Originally Posted by BlueRaiderFan
If you are on a tight stream/river, a bear can come out of no where. I would be hard pressed to spot a bear before it got to me on most of the waters in the Smokies.
I've experienced this as well.
Two years ago I was fishing a small, wild, mountain stream. I was in a section of the stream with rushing, fast water. All around, lots of rhododendron and mtn laurel thickets. The sound of the rushing water was loud and the thickets made for very limited visibility. And then I can get "tunnel vision" on the creek and watching the water for likely trout lies and not pay as much attention to my surroundings as I should.

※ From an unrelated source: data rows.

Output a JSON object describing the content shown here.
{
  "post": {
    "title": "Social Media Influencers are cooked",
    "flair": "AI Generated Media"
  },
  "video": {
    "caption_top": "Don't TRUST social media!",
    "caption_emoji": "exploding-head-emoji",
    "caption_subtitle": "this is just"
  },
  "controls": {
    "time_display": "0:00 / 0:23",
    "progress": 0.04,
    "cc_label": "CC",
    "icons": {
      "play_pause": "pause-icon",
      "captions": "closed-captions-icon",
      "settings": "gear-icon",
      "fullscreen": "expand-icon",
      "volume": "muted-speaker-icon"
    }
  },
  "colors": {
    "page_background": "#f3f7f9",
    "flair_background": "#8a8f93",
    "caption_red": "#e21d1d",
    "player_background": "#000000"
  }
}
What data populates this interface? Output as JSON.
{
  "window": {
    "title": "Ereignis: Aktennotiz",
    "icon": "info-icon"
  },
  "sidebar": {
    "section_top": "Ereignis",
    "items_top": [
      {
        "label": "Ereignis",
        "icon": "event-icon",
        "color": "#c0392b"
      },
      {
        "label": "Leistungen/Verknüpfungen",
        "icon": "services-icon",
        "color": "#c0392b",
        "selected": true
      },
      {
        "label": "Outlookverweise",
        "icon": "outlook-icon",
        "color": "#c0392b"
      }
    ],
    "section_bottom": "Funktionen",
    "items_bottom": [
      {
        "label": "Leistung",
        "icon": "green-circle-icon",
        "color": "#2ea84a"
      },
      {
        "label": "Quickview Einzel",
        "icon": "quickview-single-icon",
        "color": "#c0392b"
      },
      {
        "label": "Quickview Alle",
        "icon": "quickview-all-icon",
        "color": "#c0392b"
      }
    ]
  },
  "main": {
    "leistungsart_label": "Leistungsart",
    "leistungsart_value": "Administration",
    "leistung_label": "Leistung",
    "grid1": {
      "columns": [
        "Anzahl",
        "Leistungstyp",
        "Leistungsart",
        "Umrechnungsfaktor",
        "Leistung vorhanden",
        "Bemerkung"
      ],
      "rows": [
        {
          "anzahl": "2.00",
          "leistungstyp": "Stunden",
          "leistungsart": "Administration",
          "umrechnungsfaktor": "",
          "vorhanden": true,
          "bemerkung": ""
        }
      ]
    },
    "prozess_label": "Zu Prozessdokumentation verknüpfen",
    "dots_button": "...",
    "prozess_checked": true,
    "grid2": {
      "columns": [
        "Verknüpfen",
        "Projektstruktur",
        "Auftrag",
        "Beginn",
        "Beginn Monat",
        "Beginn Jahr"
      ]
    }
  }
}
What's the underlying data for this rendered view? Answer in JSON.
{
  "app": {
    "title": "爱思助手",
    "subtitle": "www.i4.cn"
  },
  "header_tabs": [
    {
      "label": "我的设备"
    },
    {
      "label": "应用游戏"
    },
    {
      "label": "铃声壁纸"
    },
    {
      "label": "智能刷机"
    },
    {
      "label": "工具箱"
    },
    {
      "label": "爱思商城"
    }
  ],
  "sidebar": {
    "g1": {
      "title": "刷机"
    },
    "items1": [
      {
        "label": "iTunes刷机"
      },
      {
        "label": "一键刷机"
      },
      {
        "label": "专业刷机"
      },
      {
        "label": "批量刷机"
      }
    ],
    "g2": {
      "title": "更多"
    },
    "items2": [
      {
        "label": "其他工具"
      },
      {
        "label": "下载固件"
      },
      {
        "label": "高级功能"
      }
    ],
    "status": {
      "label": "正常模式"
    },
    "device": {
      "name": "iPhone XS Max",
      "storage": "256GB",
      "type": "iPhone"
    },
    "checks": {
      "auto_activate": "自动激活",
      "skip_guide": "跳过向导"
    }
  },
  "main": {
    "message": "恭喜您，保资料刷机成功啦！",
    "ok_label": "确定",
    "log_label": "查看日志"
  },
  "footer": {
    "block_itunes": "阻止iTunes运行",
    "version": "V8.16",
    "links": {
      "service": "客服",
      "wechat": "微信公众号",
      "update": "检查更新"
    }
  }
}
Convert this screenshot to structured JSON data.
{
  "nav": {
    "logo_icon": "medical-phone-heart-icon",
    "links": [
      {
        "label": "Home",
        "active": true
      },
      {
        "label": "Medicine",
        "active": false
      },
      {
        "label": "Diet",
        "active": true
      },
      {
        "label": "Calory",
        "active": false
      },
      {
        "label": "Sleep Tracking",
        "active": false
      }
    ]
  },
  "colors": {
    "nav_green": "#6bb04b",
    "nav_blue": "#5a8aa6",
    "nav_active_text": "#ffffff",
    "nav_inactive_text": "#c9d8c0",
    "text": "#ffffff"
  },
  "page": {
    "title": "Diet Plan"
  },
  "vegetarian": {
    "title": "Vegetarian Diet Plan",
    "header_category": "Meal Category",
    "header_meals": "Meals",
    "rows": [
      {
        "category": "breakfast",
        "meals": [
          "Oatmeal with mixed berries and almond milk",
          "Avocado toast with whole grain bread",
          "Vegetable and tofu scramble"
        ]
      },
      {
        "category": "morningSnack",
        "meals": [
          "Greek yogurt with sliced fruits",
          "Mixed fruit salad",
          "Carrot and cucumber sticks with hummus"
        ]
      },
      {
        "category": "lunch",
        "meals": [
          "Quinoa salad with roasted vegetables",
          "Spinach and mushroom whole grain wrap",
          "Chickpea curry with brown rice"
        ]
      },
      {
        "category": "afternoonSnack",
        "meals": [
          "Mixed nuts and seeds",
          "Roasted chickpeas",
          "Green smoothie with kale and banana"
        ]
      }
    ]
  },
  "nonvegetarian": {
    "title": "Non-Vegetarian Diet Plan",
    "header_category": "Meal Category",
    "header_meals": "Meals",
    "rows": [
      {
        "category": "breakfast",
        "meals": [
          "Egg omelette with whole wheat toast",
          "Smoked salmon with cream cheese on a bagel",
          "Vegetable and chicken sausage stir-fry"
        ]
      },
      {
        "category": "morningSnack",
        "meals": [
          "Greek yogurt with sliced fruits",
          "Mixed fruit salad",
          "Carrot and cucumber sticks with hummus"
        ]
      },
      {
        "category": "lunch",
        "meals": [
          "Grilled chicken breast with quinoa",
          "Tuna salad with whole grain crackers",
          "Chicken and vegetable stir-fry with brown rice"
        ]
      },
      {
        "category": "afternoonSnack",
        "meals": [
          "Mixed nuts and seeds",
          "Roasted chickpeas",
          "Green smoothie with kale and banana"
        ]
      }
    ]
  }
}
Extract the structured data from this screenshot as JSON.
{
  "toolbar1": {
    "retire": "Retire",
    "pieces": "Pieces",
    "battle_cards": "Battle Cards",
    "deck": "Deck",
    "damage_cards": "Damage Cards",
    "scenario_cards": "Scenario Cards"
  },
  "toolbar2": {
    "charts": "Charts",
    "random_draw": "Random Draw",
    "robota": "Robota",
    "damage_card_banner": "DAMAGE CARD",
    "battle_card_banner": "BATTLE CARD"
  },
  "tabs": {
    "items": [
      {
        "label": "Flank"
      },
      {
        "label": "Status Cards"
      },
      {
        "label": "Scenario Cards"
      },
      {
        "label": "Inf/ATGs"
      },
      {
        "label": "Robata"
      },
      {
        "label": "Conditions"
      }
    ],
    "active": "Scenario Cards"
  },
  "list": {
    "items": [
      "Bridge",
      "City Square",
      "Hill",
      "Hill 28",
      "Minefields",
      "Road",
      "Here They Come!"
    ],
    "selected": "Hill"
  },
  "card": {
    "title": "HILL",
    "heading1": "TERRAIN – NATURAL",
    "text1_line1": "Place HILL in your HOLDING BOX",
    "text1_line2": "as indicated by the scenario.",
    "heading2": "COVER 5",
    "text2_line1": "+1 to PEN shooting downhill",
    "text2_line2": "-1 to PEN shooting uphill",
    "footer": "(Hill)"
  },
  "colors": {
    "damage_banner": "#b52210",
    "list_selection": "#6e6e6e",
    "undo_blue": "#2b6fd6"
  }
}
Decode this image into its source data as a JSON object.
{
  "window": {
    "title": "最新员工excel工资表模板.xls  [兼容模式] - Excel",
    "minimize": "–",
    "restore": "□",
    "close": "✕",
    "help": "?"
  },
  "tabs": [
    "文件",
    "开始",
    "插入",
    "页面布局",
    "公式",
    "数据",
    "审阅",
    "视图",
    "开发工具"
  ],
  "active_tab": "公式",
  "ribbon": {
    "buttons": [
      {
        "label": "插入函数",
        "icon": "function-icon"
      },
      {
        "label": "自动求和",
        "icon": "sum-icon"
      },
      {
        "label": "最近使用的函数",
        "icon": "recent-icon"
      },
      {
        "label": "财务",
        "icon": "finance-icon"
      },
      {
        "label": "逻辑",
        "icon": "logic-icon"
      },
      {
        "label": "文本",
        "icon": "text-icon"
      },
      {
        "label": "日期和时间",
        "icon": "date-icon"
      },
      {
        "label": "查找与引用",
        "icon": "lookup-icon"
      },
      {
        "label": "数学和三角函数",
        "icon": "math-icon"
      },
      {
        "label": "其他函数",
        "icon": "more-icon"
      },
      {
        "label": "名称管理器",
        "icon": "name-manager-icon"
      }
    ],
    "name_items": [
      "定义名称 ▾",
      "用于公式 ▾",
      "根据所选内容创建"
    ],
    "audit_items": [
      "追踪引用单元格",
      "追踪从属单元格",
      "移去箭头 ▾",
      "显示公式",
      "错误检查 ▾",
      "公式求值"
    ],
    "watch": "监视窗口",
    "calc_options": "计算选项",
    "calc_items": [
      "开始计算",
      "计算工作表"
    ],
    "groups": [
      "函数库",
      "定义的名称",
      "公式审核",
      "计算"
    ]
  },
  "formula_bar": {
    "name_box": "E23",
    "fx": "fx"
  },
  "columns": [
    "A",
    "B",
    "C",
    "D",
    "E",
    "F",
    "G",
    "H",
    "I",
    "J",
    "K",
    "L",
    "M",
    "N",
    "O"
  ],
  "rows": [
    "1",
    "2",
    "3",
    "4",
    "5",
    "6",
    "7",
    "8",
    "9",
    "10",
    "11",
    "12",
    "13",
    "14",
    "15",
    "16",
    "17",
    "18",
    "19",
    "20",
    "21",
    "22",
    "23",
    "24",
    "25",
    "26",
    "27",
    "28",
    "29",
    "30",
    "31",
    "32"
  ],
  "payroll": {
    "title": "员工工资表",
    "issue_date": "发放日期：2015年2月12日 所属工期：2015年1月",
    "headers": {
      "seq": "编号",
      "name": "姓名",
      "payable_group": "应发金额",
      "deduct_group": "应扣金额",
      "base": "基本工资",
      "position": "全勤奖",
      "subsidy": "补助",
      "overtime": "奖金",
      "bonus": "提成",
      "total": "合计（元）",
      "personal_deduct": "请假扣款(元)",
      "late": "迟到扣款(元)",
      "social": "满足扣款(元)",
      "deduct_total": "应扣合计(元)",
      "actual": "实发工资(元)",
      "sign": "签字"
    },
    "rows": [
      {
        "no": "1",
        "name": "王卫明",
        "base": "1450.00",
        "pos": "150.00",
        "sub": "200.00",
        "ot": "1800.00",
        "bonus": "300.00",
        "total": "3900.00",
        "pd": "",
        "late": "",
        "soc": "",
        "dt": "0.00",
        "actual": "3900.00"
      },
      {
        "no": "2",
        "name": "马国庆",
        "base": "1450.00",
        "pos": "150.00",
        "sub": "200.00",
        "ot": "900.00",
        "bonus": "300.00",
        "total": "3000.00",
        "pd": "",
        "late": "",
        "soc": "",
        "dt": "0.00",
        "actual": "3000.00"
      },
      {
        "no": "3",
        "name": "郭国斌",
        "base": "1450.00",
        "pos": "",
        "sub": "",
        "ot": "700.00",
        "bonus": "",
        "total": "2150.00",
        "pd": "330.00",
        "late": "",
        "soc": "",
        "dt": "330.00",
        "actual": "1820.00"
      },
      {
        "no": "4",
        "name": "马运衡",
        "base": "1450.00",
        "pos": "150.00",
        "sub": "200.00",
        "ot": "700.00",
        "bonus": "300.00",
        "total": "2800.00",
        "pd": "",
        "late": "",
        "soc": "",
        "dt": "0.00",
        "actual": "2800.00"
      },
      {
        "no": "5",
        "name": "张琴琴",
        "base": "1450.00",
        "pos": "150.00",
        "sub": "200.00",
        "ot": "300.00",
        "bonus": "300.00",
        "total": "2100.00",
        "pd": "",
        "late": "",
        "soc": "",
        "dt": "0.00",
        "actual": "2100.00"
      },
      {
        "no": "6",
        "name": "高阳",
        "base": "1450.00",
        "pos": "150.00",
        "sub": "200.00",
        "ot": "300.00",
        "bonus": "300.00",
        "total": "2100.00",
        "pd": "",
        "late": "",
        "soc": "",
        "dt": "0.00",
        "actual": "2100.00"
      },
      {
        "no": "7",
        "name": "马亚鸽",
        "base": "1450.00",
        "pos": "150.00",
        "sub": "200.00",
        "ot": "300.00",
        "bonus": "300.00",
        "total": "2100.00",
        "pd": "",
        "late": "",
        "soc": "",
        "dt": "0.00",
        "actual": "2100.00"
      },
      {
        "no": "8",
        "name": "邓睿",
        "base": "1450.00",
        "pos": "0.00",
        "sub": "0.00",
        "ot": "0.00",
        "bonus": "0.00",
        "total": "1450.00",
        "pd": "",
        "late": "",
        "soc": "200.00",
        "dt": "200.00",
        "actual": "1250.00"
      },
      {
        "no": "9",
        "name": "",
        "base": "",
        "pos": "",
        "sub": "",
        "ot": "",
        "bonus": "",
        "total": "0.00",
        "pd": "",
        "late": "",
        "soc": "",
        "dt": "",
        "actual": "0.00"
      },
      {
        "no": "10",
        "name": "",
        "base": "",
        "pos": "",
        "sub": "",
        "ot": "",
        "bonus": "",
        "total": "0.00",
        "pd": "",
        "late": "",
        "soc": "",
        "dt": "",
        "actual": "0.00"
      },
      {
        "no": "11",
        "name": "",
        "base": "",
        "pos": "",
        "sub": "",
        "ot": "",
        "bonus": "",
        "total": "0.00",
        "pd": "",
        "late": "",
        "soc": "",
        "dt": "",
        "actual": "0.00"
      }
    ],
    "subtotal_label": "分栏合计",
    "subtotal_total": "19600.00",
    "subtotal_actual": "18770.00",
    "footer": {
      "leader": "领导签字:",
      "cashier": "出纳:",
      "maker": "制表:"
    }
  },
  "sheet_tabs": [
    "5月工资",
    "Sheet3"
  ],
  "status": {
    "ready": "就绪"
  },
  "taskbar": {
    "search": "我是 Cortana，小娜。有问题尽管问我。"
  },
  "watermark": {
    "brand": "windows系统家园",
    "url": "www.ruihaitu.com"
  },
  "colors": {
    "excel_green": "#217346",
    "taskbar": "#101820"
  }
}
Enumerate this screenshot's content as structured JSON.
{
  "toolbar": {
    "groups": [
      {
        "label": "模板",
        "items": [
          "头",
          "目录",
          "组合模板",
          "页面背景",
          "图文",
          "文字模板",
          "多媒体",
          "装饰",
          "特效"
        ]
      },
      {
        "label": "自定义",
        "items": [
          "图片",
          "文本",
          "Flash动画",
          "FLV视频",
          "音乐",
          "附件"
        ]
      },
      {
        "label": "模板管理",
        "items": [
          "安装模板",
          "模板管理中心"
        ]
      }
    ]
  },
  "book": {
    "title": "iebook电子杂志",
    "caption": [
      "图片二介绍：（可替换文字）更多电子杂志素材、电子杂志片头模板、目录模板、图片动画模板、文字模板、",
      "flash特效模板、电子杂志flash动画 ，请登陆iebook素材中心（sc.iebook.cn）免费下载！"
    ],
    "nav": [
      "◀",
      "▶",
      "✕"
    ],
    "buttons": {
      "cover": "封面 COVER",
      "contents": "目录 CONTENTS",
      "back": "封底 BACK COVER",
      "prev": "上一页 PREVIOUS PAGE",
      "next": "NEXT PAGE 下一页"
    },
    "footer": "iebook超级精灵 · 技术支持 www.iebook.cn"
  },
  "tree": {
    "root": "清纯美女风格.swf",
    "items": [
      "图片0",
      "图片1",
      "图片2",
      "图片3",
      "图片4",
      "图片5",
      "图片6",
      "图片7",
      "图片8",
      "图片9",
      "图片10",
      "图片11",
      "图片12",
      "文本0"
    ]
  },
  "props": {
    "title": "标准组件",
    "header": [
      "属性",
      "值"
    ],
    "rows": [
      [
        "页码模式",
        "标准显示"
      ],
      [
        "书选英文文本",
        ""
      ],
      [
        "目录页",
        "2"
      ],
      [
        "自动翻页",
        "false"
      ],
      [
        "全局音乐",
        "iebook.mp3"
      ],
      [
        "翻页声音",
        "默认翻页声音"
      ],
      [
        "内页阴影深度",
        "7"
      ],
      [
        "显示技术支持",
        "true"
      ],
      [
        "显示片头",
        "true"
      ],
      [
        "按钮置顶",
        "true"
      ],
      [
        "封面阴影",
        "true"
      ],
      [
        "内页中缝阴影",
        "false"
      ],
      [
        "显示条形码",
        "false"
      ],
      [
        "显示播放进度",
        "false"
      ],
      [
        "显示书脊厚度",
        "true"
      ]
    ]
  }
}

And this is in bear country.
I rounded a bend in the stream and suddenly, very suddenly
, a black bear, of which I would guesstimate it's weight around 200lbs, comes off the bank from my right, into the creek, about 25 yards in front of me. The wind was in my face so I knew the bear had not winded me or knew I was there. I immediately yelled at the bear loud "Get out of here!"
. The bear stops mid-stride and looks at me. I yell again "GET OUT OF HERE, GO ON...GIT!"
, and also raise my hands and wave my arms. The bear stands still and lowers it's head and just stares at me. Now I'm feeling really uncomfortable. All bears I've encountered in the past, whether while fishing, bowhunting deer, camping or whatever, have retreated hastily once they saw me, heard me or winded me...but not this one. I again yelled at the bear and took a few steps backward to try to get out of the water and my feet on dry ground so I could slowly retreat. After a few steps, the bear slowly crossed the creek and went up the opposite bank and stopped again and turned to stare at me for about 20 seconds, head still lowered and ears laid back, in what looked to me like a very aggressive posture. I kept easing backwards and finally the bear turned and continued upstream along the creek bank, out of sight. Once I was out of sight of the bear, I turned and headed out of that area for the day. The encounter made me uneasy about fishing that area the rest of that particular day. As I was leaving, driving down the Forest Service road in my truck, not too far away from where I last saw the bear, I ran into a man and woman out for a hike and stopped to warn them of the bear in the area. I was thankful they took my advice and turned around and headed the opposite direction.
Be careful out there. Of the bears I've encountered in the woods, this was the only one that made me uncomfortable, and it was upon me before I knew it. Too close for comfort and it's actions after it saw me really made me uneasy. I was in a situation where I could not see it coming and could not hear it coming until it was almost too late. Only someone in a stream or along it (think fly fisherman!) with the noise, cover, etc, would usually be in that position!